_Dataset rows for apps and sites_
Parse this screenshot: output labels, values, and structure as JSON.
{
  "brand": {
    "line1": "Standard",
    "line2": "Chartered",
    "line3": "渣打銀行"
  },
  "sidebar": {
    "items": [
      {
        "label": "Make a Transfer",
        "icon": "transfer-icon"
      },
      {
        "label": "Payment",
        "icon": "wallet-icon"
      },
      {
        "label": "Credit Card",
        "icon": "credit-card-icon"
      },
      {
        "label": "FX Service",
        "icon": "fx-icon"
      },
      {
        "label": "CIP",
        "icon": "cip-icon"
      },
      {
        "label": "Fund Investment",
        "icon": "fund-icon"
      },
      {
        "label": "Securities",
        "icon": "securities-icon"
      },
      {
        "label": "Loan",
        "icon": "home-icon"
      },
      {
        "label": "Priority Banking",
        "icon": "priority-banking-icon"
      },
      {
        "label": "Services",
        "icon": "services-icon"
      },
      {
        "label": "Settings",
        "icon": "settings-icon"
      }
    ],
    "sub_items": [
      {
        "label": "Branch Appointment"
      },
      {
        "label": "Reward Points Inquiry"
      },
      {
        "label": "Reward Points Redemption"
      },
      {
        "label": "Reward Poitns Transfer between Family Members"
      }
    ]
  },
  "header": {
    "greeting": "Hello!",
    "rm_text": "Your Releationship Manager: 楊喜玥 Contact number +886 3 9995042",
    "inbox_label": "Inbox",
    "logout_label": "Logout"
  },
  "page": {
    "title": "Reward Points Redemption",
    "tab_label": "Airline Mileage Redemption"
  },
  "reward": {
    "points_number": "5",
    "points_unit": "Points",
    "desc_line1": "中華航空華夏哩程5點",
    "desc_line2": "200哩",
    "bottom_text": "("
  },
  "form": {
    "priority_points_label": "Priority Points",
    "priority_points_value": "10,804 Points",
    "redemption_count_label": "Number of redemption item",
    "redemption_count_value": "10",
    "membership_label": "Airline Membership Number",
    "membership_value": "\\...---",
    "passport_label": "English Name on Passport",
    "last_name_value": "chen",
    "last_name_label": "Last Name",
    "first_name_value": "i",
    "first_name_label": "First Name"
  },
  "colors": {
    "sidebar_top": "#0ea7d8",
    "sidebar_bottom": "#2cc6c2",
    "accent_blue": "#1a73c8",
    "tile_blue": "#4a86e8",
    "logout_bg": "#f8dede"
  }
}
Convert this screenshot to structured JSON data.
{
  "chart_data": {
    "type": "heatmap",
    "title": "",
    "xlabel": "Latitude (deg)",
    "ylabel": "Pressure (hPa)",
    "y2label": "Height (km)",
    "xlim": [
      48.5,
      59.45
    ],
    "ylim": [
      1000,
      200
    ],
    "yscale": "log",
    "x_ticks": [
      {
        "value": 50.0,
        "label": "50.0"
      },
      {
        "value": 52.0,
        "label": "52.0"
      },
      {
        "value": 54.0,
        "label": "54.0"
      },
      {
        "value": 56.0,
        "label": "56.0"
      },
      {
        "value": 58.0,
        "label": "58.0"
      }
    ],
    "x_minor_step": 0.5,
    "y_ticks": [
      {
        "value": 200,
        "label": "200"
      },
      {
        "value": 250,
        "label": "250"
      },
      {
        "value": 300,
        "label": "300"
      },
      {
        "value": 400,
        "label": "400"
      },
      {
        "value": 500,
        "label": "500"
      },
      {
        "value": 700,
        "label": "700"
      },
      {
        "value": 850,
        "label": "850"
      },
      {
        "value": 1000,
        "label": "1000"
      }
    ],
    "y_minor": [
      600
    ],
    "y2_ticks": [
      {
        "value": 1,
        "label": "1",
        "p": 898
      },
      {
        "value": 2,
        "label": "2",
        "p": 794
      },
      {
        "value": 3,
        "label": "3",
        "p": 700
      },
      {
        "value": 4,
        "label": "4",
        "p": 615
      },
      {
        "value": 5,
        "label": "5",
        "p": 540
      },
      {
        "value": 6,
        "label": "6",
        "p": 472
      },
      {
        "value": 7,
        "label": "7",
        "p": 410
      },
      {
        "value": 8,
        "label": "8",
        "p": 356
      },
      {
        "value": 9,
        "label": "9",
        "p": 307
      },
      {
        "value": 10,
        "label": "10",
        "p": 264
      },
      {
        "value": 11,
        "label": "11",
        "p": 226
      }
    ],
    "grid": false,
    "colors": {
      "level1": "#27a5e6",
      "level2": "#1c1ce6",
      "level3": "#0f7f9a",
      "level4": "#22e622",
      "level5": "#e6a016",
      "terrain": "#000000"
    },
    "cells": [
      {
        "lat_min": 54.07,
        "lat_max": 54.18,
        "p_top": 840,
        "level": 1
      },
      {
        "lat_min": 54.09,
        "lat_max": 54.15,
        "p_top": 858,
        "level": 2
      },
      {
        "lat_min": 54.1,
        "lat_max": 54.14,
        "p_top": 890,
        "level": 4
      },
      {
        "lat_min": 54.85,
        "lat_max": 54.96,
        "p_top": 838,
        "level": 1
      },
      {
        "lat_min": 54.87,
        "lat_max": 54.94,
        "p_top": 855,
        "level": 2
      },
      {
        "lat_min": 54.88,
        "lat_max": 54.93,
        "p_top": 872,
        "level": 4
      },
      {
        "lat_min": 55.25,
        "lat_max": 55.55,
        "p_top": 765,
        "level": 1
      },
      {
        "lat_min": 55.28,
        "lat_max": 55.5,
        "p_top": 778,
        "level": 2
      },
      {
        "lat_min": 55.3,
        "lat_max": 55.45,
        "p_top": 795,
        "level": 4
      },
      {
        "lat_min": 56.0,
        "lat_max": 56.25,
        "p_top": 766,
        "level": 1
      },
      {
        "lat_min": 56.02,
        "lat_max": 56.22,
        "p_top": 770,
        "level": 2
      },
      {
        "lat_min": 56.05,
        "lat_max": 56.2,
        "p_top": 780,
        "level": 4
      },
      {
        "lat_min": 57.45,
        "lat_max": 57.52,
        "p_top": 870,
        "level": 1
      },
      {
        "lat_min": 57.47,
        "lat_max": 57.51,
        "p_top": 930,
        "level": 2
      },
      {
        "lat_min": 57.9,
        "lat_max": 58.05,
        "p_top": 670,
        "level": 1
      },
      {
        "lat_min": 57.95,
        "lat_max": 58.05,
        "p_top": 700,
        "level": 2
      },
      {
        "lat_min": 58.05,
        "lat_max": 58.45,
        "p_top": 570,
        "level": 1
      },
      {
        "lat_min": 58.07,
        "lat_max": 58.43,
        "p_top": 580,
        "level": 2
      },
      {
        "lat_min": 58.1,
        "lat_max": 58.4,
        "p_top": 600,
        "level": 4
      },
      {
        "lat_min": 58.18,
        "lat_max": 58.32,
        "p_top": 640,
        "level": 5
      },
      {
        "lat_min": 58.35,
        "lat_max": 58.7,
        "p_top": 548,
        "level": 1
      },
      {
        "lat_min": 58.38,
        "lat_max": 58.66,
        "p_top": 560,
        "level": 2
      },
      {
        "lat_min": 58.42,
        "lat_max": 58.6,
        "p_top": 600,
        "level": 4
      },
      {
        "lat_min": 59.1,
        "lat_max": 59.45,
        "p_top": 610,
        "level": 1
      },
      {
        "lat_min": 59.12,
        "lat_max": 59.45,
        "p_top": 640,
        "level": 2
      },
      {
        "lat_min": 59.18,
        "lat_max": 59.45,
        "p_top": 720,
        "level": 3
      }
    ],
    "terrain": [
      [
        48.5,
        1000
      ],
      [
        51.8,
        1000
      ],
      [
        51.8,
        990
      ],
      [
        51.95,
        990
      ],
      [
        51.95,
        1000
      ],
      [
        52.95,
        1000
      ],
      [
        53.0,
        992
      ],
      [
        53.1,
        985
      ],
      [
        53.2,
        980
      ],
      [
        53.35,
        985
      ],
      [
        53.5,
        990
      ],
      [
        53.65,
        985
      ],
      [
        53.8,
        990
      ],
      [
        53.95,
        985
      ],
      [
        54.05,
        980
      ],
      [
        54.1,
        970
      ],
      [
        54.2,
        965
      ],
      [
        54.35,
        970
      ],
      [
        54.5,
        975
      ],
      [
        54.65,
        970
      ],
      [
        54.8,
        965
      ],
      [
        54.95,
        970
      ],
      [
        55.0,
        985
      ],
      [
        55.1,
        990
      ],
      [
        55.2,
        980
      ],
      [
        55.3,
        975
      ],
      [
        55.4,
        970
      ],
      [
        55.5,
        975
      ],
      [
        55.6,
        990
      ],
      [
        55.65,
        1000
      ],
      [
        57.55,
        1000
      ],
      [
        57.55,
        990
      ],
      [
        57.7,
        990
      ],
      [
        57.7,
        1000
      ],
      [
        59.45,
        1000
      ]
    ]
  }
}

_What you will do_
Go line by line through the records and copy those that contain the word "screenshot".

_Worked solution_
Parse this screenshot: output labels, values, and structure as JSON.
Convert this screenshot to structured JSON data.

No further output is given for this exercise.